A t-test (or non-parametric equivalent) can be used to determine if there is a statistically significant difference between two data sets. However, in some cases there are more than two groups of interest. For example, imagine you would like to determine if there is a difference in anxiety levels at exam time between first, second, third, and fourth year university students. One approach would be to conduct a t-test between every possible combination of years (e.g. first vs second, first vs third, etc.). However, conducting the tests separately increases the probability of a type I error.

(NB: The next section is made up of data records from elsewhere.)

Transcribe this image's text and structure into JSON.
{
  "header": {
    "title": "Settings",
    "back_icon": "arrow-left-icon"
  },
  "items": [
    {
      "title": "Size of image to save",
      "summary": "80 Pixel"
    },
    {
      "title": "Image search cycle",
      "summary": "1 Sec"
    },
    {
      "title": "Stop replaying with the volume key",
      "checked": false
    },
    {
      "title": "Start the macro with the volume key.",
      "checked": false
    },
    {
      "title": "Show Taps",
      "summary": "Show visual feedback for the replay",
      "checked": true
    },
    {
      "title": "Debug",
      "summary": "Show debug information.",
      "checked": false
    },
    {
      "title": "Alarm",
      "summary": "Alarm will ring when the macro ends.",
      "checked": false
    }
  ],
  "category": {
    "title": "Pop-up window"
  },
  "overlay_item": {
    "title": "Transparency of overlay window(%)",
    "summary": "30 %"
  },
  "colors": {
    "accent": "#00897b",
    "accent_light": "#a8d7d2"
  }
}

Analysis of Variance (ANOVA) is a family of statistical tests that are useful when comparing several sets of scores. A common application of ANOVA is to test if the means of three or more groups are equal. The basic idea behind ANOVA is a comparison of the variance between the groups and the variance within the groups.

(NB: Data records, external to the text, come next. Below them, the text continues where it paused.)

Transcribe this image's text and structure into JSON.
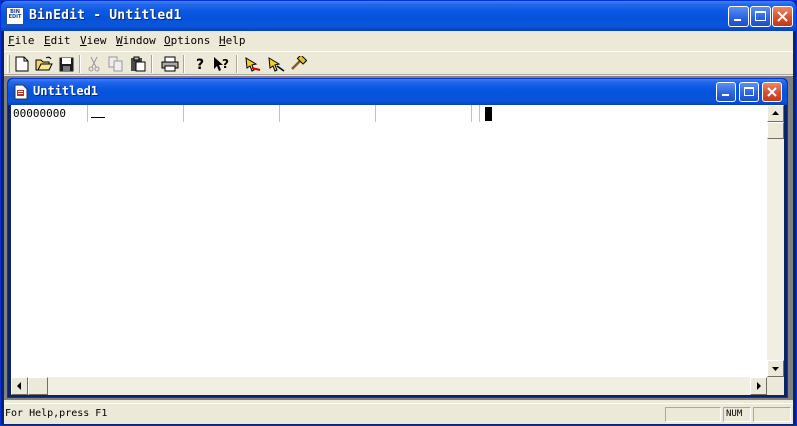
{
  "app": {
    "title": "BinEdit - Untitled1",
    "icon_text": "BIN EDIT"
  },
  "menu": [
    {
      "label": "File",
      "mnemonic": "F",
      "rest": "ile"
    },
    {
      "label": "Edit",
      "mnemonic": "E",
      "rest": "dit"
    },
    {
      "label": "View",
      "mnemonic": "V",
      "rest": "iew"
    },
    {
      "label": "Window",
      "mnemonic": "W",
      "rest": "indow"
    },
    {
      "label": "Options",
      "mnemonic": "O",
      "rest": "ptions"
    },
    {
      "label": "Help",
      "mnemonic": "H",
      "rest": "elp"
    }
  ],
  "toolbar": {
    "buttons": [
      "new-icon",
      "open-icon",
      "save-icon",
      "cut-icon",
      "copy-icon",
      "paste-icon",
      "print-icon",
      "help-icon",
      "context-help-icon",
      "tool-arrow-icon",
      "tool-arrow-edit-icon",
      "tool-hammer-icon"
    ]
  },
  "document": {
    "title": "Untitled1",
    "offset": "00000000"
  },
  "statusbar": {
    "help_text": "For Help,press F1",
    "num": "NUM"
  },
  "colors": {
    "title_blue": "#0a58e4",
    "close_red": "#d6502f",
    "face": "#ece9d8",
    "mdi_bg": "#808080"
  }
}
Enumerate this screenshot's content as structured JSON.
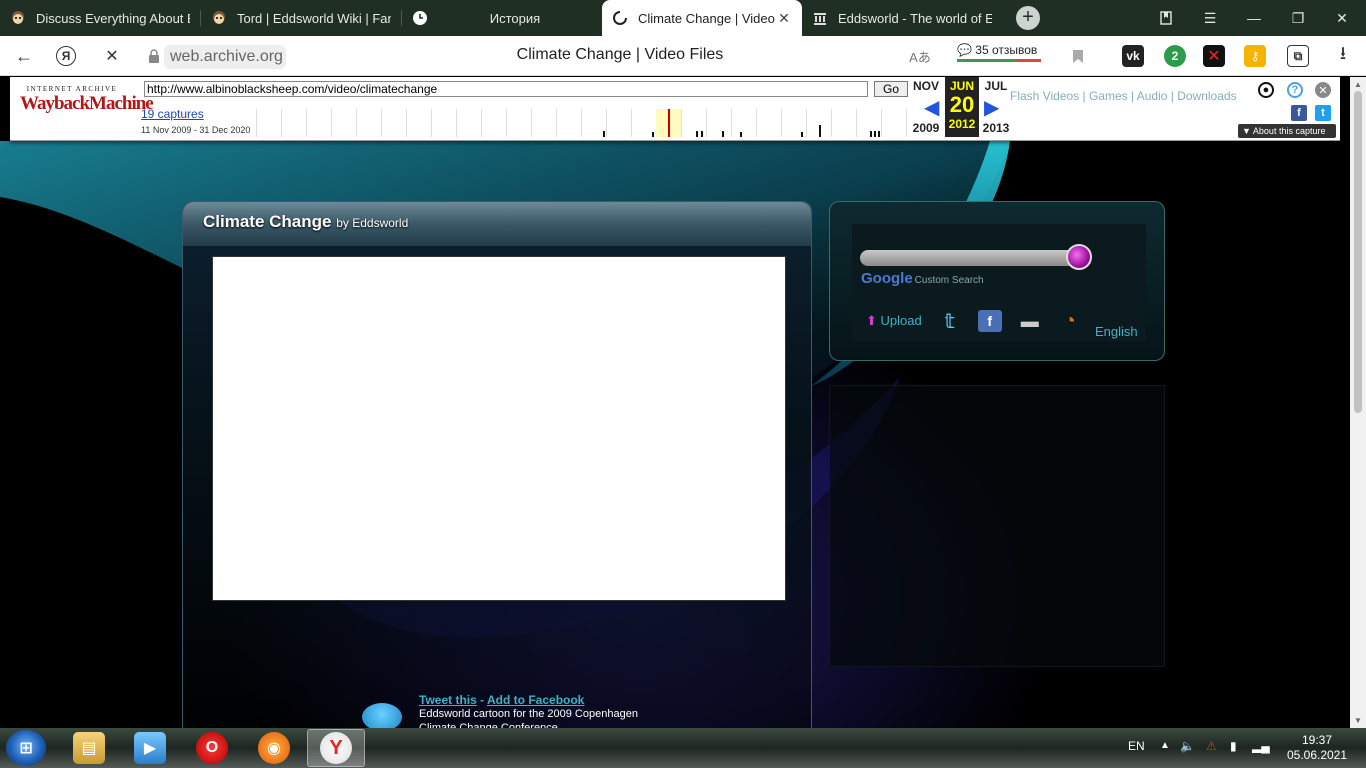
{
  "tabs": [
    {
      "title": "Discuss Everything About E",
      "icon": "eddsworld-avatar-icon",
      "active": false
    },
    {
      "title": "Tord | Eddsworld Wiki | Fan",
      "icon": "eddsworld-avatar-icon",
      "active": false
    },
    {
      "title": "История",
      "icon": "clock-icon",
      "active": false
    },
    {
      "title": "Climate Change | Video",
      "icon": "loading-spinner-icon",
      "active": true
    },
    {
      "title": "Eddsworld - The world of E",
      "icon": "archive-building-icon",
      "active": false
    }
  ],
  "new_tab": "+",
  "window_controls": {
    "minimize": "—",
    "maximize": "❐",
    "close": "✕"
  },
  "address_bar": {
    "domain": "web.archive.org",
    "page_title": "Climate Change | Video Files",
    "reviews": "35 отзывов"
  },
  "wayback": {
    "logo_top": "INTERNET ARCHIVE",
    "logo_main": "WaybackMachine",
    "url": "http://www.albinoblacksheep.com/video/climatechange",
    "go": "Go",
    "captures": "19 captures",
    "range": "11 Nov 2009 - 31 Dec 2020",
    "prev_month": "NOV",
    "cur_month": "JUN",
    "next_month": "JUL",
    "cur_day": "20",
    "prev_year": "2009",
    "cur_year": "2012",
    "next_year": "2013",
    "about": "About this capture"
  },
  "site_nav_ghost": "Flash Videos   |   Games   |   Audio   |   Downloads",
  "video": {
    "title": "Climate Change",
    "by": "by Eddsworld"
  },
  "sidebar": {
    "search_value": "",
    "google_label": "Google",
    "custom_search": "Custom Search",
    "upload": "Upload",
    "language": "English"
  },
  "share": {
    "tweet": "Tweet this",
    "sep": " - ",
    "facebook": "Add to Facebook",
    "description": "Eddsworld cartoon for the 2009 Copenhagen Climate Change Conference"
  },
  "taskbar": {
    "lang": "EN",
    "time": "19:37",
    "date": "05.06.2021"
  }
}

## Tests available online

See to discussions about experiment design and parametric vs non-parametric for help selecting an appropriate test for your data.

Parametric Non-parametric One-way ANOVA One-way Kruskal-Wallis Repeated measures ANOVA (rANOVA) Friedman test(and Kendall's W)

## Test assumptions

The parametric tests rely on the following assumptions:

One-way ANOVA
1. The (within group) scores are normally distributed. The Shapiro–Wilk normality test is automatically applied by the calculator below for small data sets.
2. The variances of the populations are approximately equal (this is sometimes known as homogeneity of variance or homoscedasticity). Levene's test for equality of variance is used by the calculator below to test this assumption.
rANOVA
1. The (within group) scores are normally distributed. The Shapiro–Wilk normality test is automatically applied by the calculator below for small data sets.
2. A property known as sphericity. Sphericity means that the subject-wise differences between variables for each data set have approximately the same variance. Mauchly's sphericity test is used by the calculator below to test this assumption. Furthermore, the Greenhouse-Geisser, Huynh-Feldt and lower-bound adjustments are included in the results.